His cartoons have been published in L.A. Weekly, La Opinion, The New York Times, and The Los Angeles Times. And on Monday night in the Phyllis P. Marshall Center Ballroom, Lalo Alcaraz, a syndicated cartoonist presented his political and satirical cartoons, “Mexiled” and “La Cucaracha,” to USF. About 40 people of all ages filled the ballroom for the lecture that lasted an hour and a half.
“He is the voice of the Chicano movement,” Manuela Perez, an attendee, said. “He gives me a voice, and he is a great person. I admire him a lot.”
Alcaraz is 37 years old and had his first drawing published in kindergarten at age 5. He started drawing with the Chicano Art Movement, which inspired him to paint murals at the age of 16 and 17. In high school, he was involved in the graphic arts program, and in college, he drew the editorial cartoons for The Daily Aztec, San Diego State University’s newspaper.
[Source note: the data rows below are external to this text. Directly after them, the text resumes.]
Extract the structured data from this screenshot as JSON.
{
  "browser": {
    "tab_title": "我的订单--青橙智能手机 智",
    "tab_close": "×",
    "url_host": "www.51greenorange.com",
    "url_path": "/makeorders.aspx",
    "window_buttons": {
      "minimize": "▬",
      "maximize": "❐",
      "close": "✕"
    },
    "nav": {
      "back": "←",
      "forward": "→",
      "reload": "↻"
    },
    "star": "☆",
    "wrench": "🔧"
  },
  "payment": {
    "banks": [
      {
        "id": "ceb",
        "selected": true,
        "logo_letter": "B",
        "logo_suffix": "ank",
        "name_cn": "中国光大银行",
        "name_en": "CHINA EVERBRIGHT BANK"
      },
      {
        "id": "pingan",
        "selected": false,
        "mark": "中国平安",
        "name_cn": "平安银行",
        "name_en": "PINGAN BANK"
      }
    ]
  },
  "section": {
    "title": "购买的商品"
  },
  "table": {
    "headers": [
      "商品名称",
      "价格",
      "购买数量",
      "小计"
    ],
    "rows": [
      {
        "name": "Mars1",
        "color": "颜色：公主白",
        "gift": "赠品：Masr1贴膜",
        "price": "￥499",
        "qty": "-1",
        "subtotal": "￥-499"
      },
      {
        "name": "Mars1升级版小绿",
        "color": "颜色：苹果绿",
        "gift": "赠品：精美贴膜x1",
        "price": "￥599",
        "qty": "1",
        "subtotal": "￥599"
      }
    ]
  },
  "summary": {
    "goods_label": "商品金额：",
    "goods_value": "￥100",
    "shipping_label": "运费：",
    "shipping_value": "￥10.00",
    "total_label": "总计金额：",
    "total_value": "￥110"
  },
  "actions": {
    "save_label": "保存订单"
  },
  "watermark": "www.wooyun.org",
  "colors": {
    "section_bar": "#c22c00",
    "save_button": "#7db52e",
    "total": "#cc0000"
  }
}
Back then, at the age of 21, he was getting paid $7 a cartoon.
While drawing cartoons for the college newspaper, he saw remarks in a bathroom stall one day that read, “Go back to Mexico.””It was during the Reagan years,” Alcaraz said. “It is easy to make people hate my guts because of my cartoons.”
After college in 1992, Alcaraz drew self-syndicated cartoons for L.A. Weekly, and then his cartoons were used across the country. Some of his syndicated cartoons, he translated into Spanish twice a week.
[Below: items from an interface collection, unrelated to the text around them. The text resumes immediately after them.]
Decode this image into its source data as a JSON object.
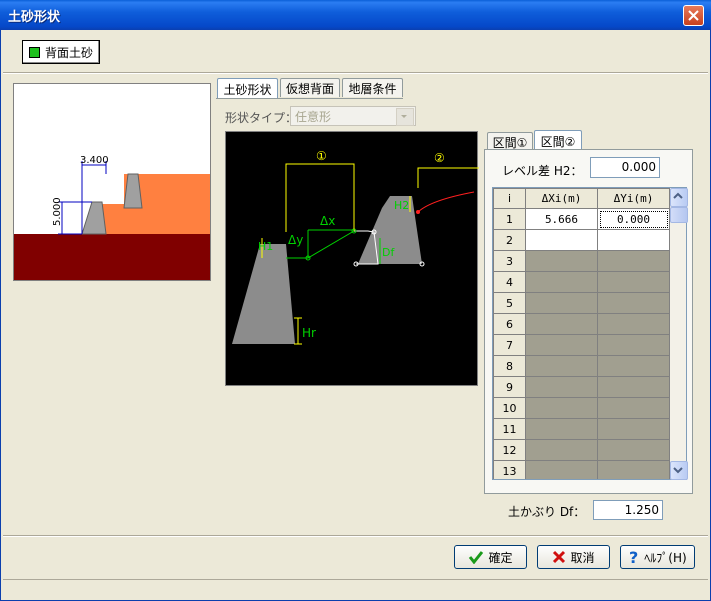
{
  "window": {
    "title": "土砂形状"
  },
  "layer_button": {
    "label": "背面土砂",
    "color": "#1ec01e"
  },
  "preview": {
    "dim_width": "3.400",
    "dim_height": "5.000"
  },
  "tabs": [
    {
      "label": "土砂形状",
      "active": true
    },
    {
      "label": "仮想背面",
      "active": false
    },
    {
      "label": "地層条件",
      "active": false
    }
  ],
  "shape_type": {
    "label": "形状タイプ：",
    "value": "任意形"
  },
  "diagram": {
    "section1": "①",
    "section2": "②",
    "dx": "Δx",
    "dy": "Δy",
    "h1": "H1",
    "h2": "H2",
    "df": "Df",
    "hr": "Hr"
  },
  "section_tabs": [
    {
      "label": "区間①",
      "active": false
    },
    {
      "label": "区間②",
      "active": true
    }
  ],
  "level_diff": {
    "label": "レベル差 H2：",
    "value": "0.000"
  },
  "table": {
    "headers": [
      "i",
      "ΔXi(m)",
      "ΔYi(m)"
    ],
    "rows": [
      {
        "i": "1",
        "dx": "5.666",
        "dy": "0.000"
      },
      {
        "i": "2",
        "dx": "",
        "dy": ""
      },
      {
        "i": "3",
        "dx": "",
        "dy": ""
      },
      {
        "i": "4",
        "dx": "",
        "dy": ""
      },
      {
        "i": "5",
        "dx": "",
        "dy": ""
      },
      {
        "i": "6",
        "dx": "",
        "dy": ""
      },
      {
        "i": "7",
        "dx": "",
        "dy": ""
      },
      {
        "i": "8",
        "dx": "",
        "dy": ""
      },
      {
        "i": "9",
        "dx": "",
        "dy": ""
      },
      {
        "i": "10",
        "dx": "",
        "dy": ""
      },
      {
        "i": "11",
        "dx": "",
        "dy": ""
      },
      {
        "i": "12",
        "dx": "",
        "dy": ""
      },
      {
        "i": "13",
        "dx": "",
        "dy": ""
      }
    ]
  },
  "cover_df": {
    "label": "土かぶり Df：",
    "value": "1.250"
  },
  "buttons": {
    "ok": "確定",
    "cancel": "取消",
    "help": "ﾍﾙﾌﾟ(H)"
  }
}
Alcaraz uses his cartoons to show his view on different Mexican-American issues.
“It’s a chance to put out my opinion to forcibly make a point,” he said. “The stuff writes itself.”
Alcaraz said there were times he even made people angry in his own newspaper.
Alcaraz presented cartoons of some presidents of the United States, including George W. Bush and Ronald Reagan.
“My editor used to say, ‘You can’t draw the president like he is some drooling idiot,'” Alcaraz said.
One of his famous cartoons is the “Migra Mouse,” which was a picture of Mickey Mouse as an immigrant. This cartoon was based on the California government getting donations for the anti-immigration campaign. “Migra Mouse” is a part of the series “La Cucaracha.”
The ballroom was in constant laughter throughout the presentation from Alcaraz’s jokes, cartoons and voices of the presidents that he impersonated and characters in his cartoons.
“After my Elian Gonzalez cartoons, I received a lot of letters from Miami residents,” he said. “I haven’t been invited to Miami yet.”
Alcaraz’s last work was his book that he illustrated, Latino USA: A Cartoon History. The book is 160 pages of how and why Latinos are in the United States. It also explores biographies of different people who are both Mexican and American. The book took two years to complete.
Alcaraz said he hopes to write another book with a friend.”I hope, if I get the blessing from the boss,” he said.Alcaraz also promoted his Web site, Pocho.com.
“Go to Pocho.com, or (my daughter) Amya doesn’t eat,” he said.
After the showing of a video that discussed a threatened lawsuit from Emilo Estefan, husband of Latina recording artist Gloria Estefan, Alcaraz ended the presentation. The lawsuit was against a column he wrote for L.A. Weekly on the Latin Grammy Awards and how Latinos are not really on TV that much.
Jackie McCain, Latin American Student Association Vice President introduced Alcaraz and said she also enjoyed the presentation.
“I liked it. I see him as a syndicated cartoonist, and I don’t take (his material) personal,” she said. “I think its funny, and people need to take things a little more lightly.”